Unfortunately, there is a huge recycling problem in the United States and the world: We have recycling piling and piling up because China has put a ban on buying the world’s plastic and mixed paper recycling.
You probably didn’t know that up until Jan. 1, 2018, China had been purchasing over half of the world’s plastic and paper recycling to process in China. That has all come to a screeching halt, as six months ago they announced a ban on any imported solid waste that had more than a 0.5 percent contamination rate. A 0.5 percent rate is extremely high and pretty much an unattainable standard. Currently, the U.S. achieves a 1.5 percent contamination rate, and would most likely be able to lower it to under 1 percent, but not to 0.5.

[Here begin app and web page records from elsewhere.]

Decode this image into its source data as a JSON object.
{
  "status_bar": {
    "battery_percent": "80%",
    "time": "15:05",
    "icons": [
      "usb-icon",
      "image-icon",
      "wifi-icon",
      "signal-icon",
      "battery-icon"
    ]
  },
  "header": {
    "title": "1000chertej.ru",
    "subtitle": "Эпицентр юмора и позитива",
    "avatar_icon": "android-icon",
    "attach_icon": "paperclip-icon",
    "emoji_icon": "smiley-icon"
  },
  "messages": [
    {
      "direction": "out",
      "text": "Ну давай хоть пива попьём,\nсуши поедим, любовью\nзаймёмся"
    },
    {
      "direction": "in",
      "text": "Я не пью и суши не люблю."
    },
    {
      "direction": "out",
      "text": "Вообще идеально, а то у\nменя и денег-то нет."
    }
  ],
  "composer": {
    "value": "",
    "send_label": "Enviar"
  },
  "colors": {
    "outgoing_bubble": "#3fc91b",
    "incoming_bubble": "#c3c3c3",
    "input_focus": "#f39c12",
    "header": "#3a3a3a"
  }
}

China decided to ban the solid waste coming into the country with higher contamination rates because of the pollution the contamination was causing China. They have committed to “protect China’s environmental interests and people’s health” and focus on recycling their own solid waste, so they have closed the door on the rest of the world.
The China ban has been a major upset worldwide in the flow of recyclables. In 2015, China bought 49.6 million metric tons of solid waste; that same year the United States shipped more than 16 million metric tons to China, which was worth more than $5.2 billion. Last year, the United States sent 4,000 shipping containers filled with recyclable solid waste every day to China.

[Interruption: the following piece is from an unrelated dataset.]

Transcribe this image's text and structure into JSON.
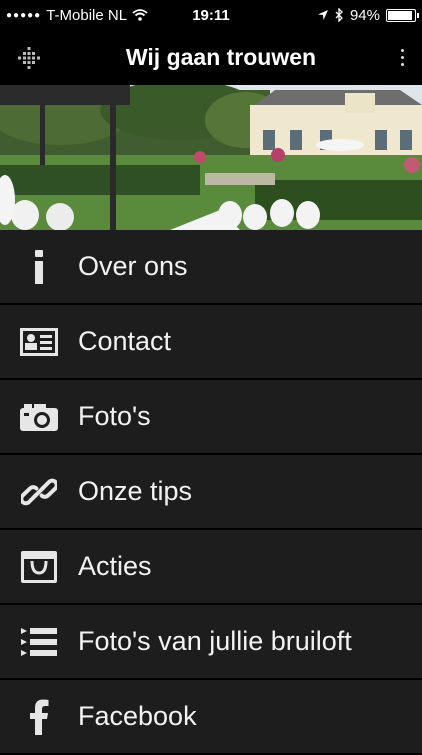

In the United States and worldwide, local recycling businesses that take the curbside waste have piles and piles of paper and plastic mounting that they do not know what to do with. The United States currently does not have the facilities to recycle all of the waste in the country, and to gain the capability to process the quantity we produce will take a very long time.
There is a risk that curbside recycling may have to be halted until a solution or purchaser is identified. Halting recyclable collection would mean everything would head to the landfill. Europe recycles 30 percent of its plastics; the United States recycles just 9 percent.
In the United States, about 15 percent of what is put into recycling containers curbside is trash that should be headed to the landfill. This contamination is a problem, and the sorting facilities try to deal with this, but they are not able to completely rid the waste of all contamination.
What can you do, you ask? First, educate yourself on what is and is not allowed in our recycling. The Cuyahoga County Solid Waste District has a wonderful website that explains what you can do with pretty much anything you are looking to get rid of (www.cuyahogarecycles.org).
What should go into your curbside recycling: cans, cartons, glass, paper and boxes, and plastic bottles and jugs. That’s it. This means that plastic cups (the red ones that are so popular) are landfill trash. Also, any kind of plastic clamshell container, such as ones used for berries, is also landfill trash. The type of plastic used for cups and clamshells is too brittle and falls apart during processing.
Also, no plastic plates or utensils are accepted in recycling, regardless of the plastics number on the bottom. In fact, the Solid Waste District is asking that we don’t even check the number for recycling anymore, as it does not correlate to if it can be recycled or not.
Shredded paper is not accepted curbside either (see below about what to do with sensitive documents). The District also asks that you do not put anything smaller than 2 square inches in recycling as that is too small to process.
Your next step to help relieve the global recycling problem is to reduce your single-use plastic and paper use. Bring your own bags to the store (as well as your own produce bags), bring your own coffee mug to the coffee shop, and fill your reusable water bottle from the tap. When given a choice, choose a can of pop over a plastic bottle. Also, try to limit your use of paper as much as you can.
Think twice about which documents you need to print and cancel any unwanted junk mail and catalogues. The city of Bay Village and the Green Team are hosting a shredding event on April 21 at the police station. When you bring sensitive documents to the shredding event, they will be recycled. You can also recycle shredded paper by placing it in a paper bag and putting it in the Paper Retriever bins around town. It is not accepted in the curbside bins.
It is my opinion that China's ban will force the United States and other industrialized countries to deal with and take responsibility of its own waste. This means drastically reducing the amount we produce. As I write in my column all the time: you (yes, you!) can and will make a difference. We are each, as individuals, responsible for doing our own part and when each of our actions is combined, we can change the world.